If kids these days think that the fluro and shell-suits of late 90’s fashion was bad, they should think themselves lucky that they didn’t have to live through early ringtones.
Dodgy companies would try to flog you a song for your ringtone via the television for a $10 a day subscription. If you thought you could order one and get away with it, you were sadly mistaken as you would get you an absolute flogging from your parents when they received the next phonebill.
The danger was worth it though, as you weren’t cool in High School unless your brick phone played an 8 bit rendition of The Vengaboys whenever your parents rang to make sure that you weren’t smoking behind the bike shed.
Create your own ringtone
Then came the game changer; Nokia released a phone that would let you create your own ringtone. Well, I say ringtone but essentially you could just record different high pitched tones that your numberpad made and somehow work that into a song.
Forget iPhones and Androids, back in the glory days of 8 bit ringtones, everybody wanted a Nokia. Nokias were tough enough to smash a hole through the ground if you dropped them, you could play snake in glorious black and white pixels, and above all else they let you create your own personalised ringtones using the inbuilt composer.
Suddenly, every office, school and public space was turned into an 8 bit music hall, as a symphony of poorly created ringtones played out
You could even download Nokia sheet music from the dialup internet to make sure that your phone rendition of Hanson’s MmmBop was at least recognisable to other people.
Kids would sit for hours typing number and symbol combinations into their keypad before sitting back and waiting for that elusive phonecall that never came because a single phonecall to a mobile still cost the same as a mortgage repayment. If the phone did ring, it would normally be when nobody else was around to hear the fruits of your keypad labour.
Where did all the ringtones go?
Then, almost overnight, it all stopped. Phones now had the ability to let you upload anything you wanted as a ringtone. From an mp3 of your favourite song to a recording of you yelling “don’t answer the phone” which could be setup to play whenever your mother rang.
This was the beginning of the end for ringtones though. Its almost as if the limitless choice was too much for people and they suddenly reverted back to the standard old school ringing of a traditional bell phone. This was no doubt spurred on by the arrival of the Crazy Frog.

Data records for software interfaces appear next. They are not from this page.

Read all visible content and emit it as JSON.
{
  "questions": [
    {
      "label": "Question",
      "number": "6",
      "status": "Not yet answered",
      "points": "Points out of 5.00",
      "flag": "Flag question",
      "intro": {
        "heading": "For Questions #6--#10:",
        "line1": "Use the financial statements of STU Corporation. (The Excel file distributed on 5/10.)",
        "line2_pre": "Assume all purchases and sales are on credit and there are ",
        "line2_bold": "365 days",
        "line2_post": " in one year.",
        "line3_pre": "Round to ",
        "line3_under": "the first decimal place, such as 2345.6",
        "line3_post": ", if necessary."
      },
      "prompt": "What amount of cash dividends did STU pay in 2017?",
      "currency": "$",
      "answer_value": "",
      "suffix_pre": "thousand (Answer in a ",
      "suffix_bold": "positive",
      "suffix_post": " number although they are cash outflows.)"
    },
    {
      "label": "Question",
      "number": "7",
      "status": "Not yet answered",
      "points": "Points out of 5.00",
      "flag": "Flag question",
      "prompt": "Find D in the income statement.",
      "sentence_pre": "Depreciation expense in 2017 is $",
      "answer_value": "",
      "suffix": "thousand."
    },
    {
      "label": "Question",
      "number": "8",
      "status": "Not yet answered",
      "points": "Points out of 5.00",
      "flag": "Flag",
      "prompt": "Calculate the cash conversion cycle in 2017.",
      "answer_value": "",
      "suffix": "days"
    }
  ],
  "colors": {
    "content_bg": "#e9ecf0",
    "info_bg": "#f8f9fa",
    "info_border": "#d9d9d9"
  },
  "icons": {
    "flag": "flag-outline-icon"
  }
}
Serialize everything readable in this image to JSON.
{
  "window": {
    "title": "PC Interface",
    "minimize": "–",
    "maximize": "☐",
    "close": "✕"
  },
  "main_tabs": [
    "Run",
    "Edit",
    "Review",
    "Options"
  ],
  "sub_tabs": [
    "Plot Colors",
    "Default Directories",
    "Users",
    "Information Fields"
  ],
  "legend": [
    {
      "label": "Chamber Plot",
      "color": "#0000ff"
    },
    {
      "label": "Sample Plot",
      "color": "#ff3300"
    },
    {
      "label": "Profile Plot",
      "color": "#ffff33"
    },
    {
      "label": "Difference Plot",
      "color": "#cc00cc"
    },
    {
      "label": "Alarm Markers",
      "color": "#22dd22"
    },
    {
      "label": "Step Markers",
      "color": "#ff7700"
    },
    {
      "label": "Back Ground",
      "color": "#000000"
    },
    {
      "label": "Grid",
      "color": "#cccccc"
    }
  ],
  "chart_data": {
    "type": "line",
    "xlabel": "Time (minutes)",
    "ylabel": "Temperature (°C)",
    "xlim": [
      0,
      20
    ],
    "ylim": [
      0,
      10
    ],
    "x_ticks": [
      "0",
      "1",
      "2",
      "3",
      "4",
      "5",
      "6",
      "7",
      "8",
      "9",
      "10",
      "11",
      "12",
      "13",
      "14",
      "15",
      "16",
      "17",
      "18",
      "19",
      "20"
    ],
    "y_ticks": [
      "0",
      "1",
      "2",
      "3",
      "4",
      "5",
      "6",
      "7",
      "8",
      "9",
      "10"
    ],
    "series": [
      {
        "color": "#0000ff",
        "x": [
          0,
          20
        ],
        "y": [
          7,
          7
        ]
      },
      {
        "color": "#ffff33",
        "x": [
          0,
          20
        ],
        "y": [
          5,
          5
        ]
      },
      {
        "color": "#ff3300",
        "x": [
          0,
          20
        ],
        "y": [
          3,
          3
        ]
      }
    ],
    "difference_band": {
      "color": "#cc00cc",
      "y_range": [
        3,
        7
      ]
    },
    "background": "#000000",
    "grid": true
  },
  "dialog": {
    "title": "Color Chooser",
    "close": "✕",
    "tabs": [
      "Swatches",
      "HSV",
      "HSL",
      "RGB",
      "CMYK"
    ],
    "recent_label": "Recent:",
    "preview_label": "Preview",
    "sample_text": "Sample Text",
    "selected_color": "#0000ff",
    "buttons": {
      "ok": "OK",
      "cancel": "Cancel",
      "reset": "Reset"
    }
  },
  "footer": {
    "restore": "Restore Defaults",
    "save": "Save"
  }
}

These days, I am happy with a standard traditional ring on my phone. Although now that I’ve figured out how to get the custom ringtone from the TV show 24 onto my phone, I fear that the whole cycle may be about to start again.